Direct Contracting Entities: The DCE’s constitute an initiative of the Trump Administration to which Biden has appeared to acquiesce. Their objective is to close down TM permanently. According to the plan currently being piloted by the Center for Medicare and Medicaid Services (CMS), the Federal agency which manages Medicare and Medicaid, step 1 obliges CMS to assign all its management responsibilities for Traditional Medicare to Direct Contracting Entities (DCE’s), a consortia of private insurance companies that will serve as intermediaries between Medicare enrollees and their health care providers, approving or disapproving all requests for care. The Medicare Trust Funds will continue to function as a bank, paying requests for reimbursement for services provided. MA programs will remain as they are.
In step 2, all 36 million persons currently enrolled in Traditional Medicare, with or without their consent and with no right to opt out, will automatically be assigned to one of 53 DCE’s charged with providing services in one of several large geographic areas. These GEO DCE’s will assume 100% responsibility for an enrollee’s medical services and will be financed similarly to MA programs, with certain key exceptions:
1st – Payments for administrative overhead and profit set-aside will amount to 40% of all monies received, in comparison to 15% for MA programs and 2% for TM programs.
2nd — More than half – 28 of 53 – are controlled by investors not providers.
In sum, all the programmatic shenanigans of the past 50 years have had one objective – privatize Medicare and its Trust Funds and leave them exposed to exploitation by Wall Street and other investors.
Pushback: If DCE’s are implemented in accordance with CMS’s plan, Medicare for All, the perfect antidote to all this looting of public taxpayer money, will also be dead. How can we stop all this from happening?
Medicare for All faces a long uphill battle and that’s another Op-Ed. Rest assured it’s not a Socialist program but a pragmatic approach to provide us all with universal access to comprehensive and affordable medical care. Take a look at the single payer article published in the Almanack — https://www.adirondackalmanack.com/2021/12/the-single-payer-ny-health-act-universal-access-to-comprehensive-healthcare.html. More immediately, you can join the petition and call-in initiative being sponsored by Physicians for a National Health Plan. Request a link to PNHP’s anti-DCE petition and I’ll get the link to you.
These are the elected officials you should contact in Washington asking them to do two things:
1st — pressure Biden and Secretary Xavier Becerra of Health and Human Services to put an end to the DCE pilot project. Also contact leading Congressional DCE opponents and ask them to pressure Biden and Becerra: Congresswoman Pramila Jayapal; Senator Bernie Sanders; Senate Majority Leader Chuck Schumer. (The Washington office addresses and ‘phone #s of the individuals just listed can be googled.)

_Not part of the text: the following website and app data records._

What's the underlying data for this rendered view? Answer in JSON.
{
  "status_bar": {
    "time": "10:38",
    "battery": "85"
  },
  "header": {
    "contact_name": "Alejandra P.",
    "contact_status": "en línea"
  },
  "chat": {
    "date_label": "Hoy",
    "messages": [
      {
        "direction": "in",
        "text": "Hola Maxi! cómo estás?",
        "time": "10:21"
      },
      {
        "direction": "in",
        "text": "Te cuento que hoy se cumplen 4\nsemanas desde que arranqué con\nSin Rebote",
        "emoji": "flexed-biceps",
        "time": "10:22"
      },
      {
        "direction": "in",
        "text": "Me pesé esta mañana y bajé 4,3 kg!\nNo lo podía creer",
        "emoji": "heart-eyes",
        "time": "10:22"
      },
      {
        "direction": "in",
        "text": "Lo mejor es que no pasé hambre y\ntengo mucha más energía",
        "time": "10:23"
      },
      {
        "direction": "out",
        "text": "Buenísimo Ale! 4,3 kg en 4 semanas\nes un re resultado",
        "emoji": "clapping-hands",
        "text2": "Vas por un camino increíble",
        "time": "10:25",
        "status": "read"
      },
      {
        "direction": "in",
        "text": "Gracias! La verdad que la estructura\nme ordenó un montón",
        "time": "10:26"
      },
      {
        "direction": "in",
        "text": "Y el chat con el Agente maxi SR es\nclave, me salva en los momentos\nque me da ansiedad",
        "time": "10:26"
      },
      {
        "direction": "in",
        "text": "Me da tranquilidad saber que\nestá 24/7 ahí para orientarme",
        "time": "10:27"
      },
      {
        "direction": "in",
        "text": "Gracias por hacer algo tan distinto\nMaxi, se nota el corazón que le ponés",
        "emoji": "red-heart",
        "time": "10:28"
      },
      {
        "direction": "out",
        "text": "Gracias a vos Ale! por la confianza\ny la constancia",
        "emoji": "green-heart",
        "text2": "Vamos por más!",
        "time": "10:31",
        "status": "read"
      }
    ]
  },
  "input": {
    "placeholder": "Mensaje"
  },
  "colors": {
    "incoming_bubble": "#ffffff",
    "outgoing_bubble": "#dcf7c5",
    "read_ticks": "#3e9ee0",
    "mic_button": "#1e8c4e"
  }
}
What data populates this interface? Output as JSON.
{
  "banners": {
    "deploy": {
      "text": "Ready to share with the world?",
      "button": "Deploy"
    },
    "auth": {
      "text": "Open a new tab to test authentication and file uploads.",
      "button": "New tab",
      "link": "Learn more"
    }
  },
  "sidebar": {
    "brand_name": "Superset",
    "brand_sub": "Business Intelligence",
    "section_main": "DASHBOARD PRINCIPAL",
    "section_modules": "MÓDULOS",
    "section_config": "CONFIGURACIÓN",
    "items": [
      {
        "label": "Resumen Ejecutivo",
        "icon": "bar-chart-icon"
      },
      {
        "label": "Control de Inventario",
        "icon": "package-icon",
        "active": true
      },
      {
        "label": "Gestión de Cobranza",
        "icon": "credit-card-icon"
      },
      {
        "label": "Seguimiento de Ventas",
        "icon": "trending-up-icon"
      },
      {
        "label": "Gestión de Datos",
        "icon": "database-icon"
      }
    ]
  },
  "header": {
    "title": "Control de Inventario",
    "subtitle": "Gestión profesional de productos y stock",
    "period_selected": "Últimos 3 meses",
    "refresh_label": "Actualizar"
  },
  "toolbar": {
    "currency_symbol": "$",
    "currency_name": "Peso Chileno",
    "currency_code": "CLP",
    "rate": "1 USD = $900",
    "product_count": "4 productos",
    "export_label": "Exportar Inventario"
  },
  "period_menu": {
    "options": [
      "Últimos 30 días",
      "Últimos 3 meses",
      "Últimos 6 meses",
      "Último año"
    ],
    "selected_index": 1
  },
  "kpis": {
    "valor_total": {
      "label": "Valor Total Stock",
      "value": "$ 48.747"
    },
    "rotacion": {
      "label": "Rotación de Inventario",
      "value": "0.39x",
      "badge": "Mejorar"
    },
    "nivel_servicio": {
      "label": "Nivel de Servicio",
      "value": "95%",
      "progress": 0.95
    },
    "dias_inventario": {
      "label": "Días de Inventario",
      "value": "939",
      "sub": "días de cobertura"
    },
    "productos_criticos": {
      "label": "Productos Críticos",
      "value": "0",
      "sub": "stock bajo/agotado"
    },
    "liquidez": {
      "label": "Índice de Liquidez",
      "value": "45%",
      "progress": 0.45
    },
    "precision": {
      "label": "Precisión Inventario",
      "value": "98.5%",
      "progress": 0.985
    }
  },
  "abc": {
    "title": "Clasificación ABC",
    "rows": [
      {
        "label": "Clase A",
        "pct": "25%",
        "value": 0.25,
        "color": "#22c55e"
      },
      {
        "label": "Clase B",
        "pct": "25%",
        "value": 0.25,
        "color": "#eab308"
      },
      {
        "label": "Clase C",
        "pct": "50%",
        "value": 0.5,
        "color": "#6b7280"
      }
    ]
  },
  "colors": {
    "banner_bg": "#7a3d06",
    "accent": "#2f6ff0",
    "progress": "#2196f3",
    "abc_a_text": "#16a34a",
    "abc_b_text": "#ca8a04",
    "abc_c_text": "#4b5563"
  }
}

2nd – Pressure those same individuals to push the Medicare services section of the Build Back Better bill through Congress, either as a part of BBB or as a stand-alone bill. That section would allocate public tax monies to add to TM dental, hearing and eye care services. Such an addition would certainly entice a good number of MA enrollees to transfer back to TM and stop the DCE pilot in its tracks.